#### [Exercise goal]
Reproduce each entry exactly.

___ Data section

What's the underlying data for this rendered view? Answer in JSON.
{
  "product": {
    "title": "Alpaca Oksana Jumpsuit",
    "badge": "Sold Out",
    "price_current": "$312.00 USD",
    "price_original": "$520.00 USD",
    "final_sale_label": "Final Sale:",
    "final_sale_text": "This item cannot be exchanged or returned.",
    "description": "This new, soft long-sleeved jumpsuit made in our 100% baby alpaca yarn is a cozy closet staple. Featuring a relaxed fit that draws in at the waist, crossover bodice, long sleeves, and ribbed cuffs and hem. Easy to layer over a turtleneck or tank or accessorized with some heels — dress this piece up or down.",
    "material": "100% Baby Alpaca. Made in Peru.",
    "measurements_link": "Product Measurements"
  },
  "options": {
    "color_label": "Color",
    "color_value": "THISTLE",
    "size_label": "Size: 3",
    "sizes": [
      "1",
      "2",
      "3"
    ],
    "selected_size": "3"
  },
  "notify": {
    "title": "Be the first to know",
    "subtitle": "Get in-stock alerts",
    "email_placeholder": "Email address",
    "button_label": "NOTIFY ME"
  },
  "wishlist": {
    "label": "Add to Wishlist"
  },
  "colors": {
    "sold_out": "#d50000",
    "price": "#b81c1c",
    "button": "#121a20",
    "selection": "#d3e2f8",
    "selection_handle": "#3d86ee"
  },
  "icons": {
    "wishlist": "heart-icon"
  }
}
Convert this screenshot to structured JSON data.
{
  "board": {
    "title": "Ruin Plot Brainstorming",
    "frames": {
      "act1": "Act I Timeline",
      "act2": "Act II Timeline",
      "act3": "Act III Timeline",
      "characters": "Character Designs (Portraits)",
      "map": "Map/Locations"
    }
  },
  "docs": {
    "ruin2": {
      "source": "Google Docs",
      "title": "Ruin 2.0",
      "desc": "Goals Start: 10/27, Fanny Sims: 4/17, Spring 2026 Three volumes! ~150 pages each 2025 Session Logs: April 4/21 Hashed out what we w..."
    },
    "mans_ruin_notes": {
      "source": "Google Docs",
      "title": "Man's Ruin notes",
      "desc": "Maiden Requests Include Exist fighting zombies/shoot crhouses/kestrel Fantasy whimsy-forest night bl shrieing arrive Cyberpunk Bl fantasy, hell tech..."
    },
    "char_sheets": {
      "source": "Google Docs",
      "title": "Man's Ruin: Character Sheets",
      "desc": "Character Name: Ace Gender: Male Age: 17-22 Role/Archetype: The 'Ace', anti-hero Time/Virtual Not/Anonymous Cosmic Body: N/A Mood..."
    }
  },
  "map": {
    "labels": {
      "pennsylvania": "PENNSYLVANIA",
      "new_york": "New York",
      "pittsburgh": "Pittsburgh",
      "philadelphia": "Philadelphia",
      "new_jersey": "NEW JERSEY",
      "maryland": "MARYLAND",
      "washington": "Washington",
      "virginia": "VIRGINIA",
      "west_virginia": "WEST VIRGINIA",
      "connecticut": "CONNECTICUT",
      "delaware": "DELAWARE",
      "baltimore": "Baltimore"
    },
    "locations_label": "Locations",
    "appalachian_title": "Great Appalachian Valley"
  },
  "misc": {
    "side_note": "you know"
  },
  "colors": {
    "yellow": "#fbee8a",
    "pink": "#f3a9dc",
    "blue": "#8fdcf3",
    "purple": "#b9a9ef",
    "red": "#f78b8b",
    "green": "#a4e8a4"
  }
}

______

#### [Answer area]
What's the underlying data for this rendered view? Answer in JSON.
{
  "product": {
    "title": "Alpaca Oksana Jumpsuit",
    "badge": "Sold Out",
    "price_current": "$312.00 USD",
    "price_original": "$520.00 USD",
    "final_sale_label": "Final Sale:",
    "final_sale_text": "This item cannot be exchanged or returned.",
    "description": "This new, soft long-sleeved jumpsuit made in our 100% baby alpaca yarn is a cozy closet staple. Featuring a relaxed fit that draws in at the waist, crossover bodice, long sleeves, and ribbed cuffs and hem. Easy to layer over a turtleneck or tank or accessorized with some heels — dress this piece up or down.",
    "material": "100% Baby Alpaca. Made in Peru.",
    "measurements_link": "Product Measurements"
  },
  "options": {
    "color_label": "Color",
    "color_value": "THISTLE",
    "size_label": "Size: 3",
    "sizes": [
      "1",
      "2",
      "3"
    ],
    "selected_size": "3"
  },
  "notify": {
    "title": "Be the first to know",
    "subtitle": "Get in-stock alerts",
    "email_placeholder": "Email address",
    "button_label": "NOTIFY ME"
  },
  "wishlist": {
    "label": "Add to Wishlist"
  },
  "colors": {
    "sold_out": "#d50000",
    "price": "#b81c1c",
    "button": "#121a20",
    "selection": "#d3e2f8",
    "selection_handle": "#3d86ee"
  },
  "icons": {
    "wishlist": "heart-icon"
  }
}
Convert this screenshot to structured JSON data.
{
  "board": {
    "title": "Ruin Plot Brainstorming",
    "frames": {
      "act1": "Act I Timeline",
      "act2": "Act II Timeline",
      "act3": "Act III Timeline",
      "characters": "Character Designs (Portraits)",
      "map": "Map/Locations"
    }
  },
  "docs": {
    "ruin2": {
      "source": "Google Docs",
      "title": "Ruin 2.0",
      "desc": "Goals Start: 10/27, Fanny Sims: 4/17, Spring 2026 Three volumes! ~150 pages each 2025 Session Logs: April 4/21 Hashed out what we w..."
    },
    "mans_ruin_notes": {
      "source": "Google Docs",
      "title": "Man's Ruin notes",
      "desc": "Maiden Requests Include Exist fighting zombies/shoot crhouses/kestrel Fantasy whimsy-forest night bl shrieing arrive Cyberpunk Bl fantasy, hell tech..."
    },
    "char_sheets": {
      "source": "Google Docs",
      "title": "Man's Ruin: Character Sheets",
      "desc": "Character Name: Ace Gender: Male Age: 17-22 Role/Archetype: The 'Ace', anti-hero Time/Virtual Not/Anonymous Cosmic Body: N/A Mood..."
    }
  },
  "map": {
    "labels": {
      "pennsylvania": "PENNSYLVANIA",
      "new_york": "New York",
      "pittsburgh": "Pittsburgh",
      "philadelphia": "Philadelphia",
      "new_jersey": "NEW JERSEY",
      "maryland": "MARYLAND",
      "washington": "Washington",
      "virginia": "VIRGINIA",
      "west_virginia": "WEST VIRGINIA",
      "connecticut": "CONNECTICUT",
      "delaware": "DELAWARE",
      "baltimore": "Baltimore"
    },
    "locations_label": "Locations",
    "appalachian_title": "Great Appalachian Valley"
  },
  "misc": {
    "side_note": "you know"
  },
  "colors": {
    "yellow": "#fbee8a",
    "pink": "#f3a9dc",
    "blue": "#8fdcf3",
    "purple": "#b9a9ef",
    "red": "#f78b8b",
    "green": "#a4e8a4"
  }
}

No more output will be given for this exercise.